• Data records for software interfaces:
────────────────────────────────────────

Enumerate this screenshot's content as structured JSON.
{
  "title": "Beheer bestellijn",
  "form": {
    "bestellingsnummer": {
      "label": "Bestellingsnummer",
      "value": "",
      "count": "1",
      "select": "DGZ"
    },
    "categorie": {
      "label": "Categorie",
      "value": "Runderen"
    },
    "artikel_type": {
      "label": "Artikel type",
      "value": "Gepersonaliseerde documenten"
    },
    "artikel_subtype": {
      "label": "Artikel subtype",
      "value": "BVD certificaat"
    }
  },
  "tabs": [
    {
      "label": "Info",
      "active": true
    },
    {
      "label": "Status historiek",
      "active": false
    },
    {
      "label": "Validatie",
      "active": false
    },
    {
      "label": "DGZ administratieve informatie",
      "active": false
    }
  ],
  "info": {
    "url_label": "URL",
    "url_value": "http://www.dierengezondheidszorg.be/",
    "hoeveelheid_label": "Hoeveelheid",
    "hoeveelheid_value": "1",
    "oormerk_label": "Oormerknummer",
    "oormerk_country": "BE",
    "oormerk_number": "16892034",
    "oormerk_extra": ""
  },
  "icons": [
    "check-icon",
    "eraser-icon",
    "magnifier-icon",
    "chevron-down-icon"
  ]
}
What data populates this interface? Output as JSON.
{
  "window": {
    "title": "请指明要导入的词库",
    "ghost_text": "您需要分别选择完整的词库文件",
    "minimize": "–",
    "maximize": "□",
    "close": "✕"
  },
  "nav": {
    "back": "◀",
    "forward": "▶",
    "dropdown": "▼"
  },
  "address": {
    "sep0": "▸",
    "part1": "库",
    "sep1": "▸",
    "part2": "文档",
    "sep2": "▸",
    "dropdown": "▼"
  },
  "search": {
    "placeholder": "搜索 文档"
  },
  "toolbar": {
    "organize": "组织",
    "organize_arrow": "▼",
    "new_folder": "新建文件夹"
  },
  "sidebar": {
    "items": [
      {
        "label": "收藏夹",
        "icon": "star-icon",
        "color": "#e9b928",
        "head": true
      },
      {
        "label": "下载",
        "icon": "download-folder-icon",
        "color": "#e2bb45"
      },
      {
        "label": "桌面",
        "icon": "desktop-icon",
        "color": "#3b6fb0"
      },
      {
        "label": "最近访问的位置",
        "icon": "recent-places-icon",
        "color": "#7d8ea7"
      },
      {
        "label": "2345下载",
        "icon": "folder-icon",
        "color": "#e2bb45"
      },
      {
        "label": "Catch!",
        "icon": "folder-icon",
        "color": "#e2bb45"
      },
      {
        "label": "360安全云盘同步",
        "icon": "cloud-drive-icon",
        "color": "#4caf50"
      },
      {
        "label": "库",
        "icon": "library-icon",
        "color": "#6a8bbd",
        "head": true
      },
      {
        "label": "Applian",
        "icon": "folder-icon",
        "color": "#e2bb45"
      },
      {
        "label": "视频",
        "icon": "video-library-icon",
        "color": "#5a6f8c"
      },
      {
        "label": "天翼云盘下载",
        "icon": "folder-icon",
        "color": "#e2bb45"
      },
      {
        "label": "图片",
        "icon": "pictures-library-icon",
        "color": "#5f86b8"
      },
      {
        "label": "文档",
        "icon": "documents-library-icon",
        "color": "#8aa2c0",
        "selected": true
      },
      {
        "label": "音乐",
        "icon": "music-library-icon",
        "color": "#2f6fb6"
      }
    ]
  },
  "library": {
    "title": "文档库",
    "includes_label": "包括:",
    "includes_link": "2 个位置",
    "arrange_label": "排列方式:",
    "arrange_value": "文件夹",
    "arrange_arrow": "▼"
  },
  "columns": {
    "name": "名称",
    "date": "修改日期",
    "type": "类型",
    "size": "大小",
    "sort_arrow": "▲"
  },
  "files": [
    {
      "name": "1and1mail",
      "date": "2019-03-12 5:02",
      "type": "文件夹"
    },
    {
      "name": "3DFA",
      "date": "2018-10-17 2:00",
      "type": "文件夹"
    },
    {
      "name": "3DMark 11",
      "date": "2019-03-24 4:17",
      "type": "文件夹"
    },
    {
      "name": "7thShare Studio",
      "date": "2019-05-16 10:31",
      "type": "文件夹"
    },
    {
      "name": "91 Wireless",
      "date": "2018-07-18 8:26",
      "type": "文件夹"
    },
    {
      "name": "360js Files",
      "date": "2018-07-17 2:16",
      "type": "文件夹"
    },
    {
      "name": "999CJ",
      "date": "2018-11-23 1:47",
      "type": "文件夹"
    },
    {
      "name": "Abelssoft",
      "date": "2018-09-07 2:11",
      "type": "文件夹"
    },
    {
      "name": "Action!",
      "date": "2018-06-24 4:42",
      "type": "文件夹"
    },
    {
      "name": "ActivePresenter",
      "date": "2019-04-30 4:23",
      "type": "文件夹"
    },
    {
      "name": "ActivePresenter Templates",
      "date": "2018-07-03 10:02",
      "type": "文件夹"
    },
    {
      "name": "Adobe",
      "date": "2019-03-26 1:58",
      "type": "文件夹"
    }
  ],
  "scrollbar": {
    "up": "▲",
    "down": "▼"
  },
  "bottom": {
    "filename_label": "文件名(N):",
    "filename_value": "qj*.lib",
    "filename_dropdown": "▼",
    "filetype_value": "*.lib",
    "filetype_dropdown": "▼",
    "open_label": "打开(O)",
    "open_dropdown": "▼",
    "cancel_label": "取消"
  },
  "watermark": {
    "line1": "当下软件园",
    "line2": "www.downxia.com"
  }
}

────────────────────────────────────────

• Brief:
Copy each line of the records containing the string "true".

• Answer below:
      "active": true
        "head": true
        "head": true
        "selected": true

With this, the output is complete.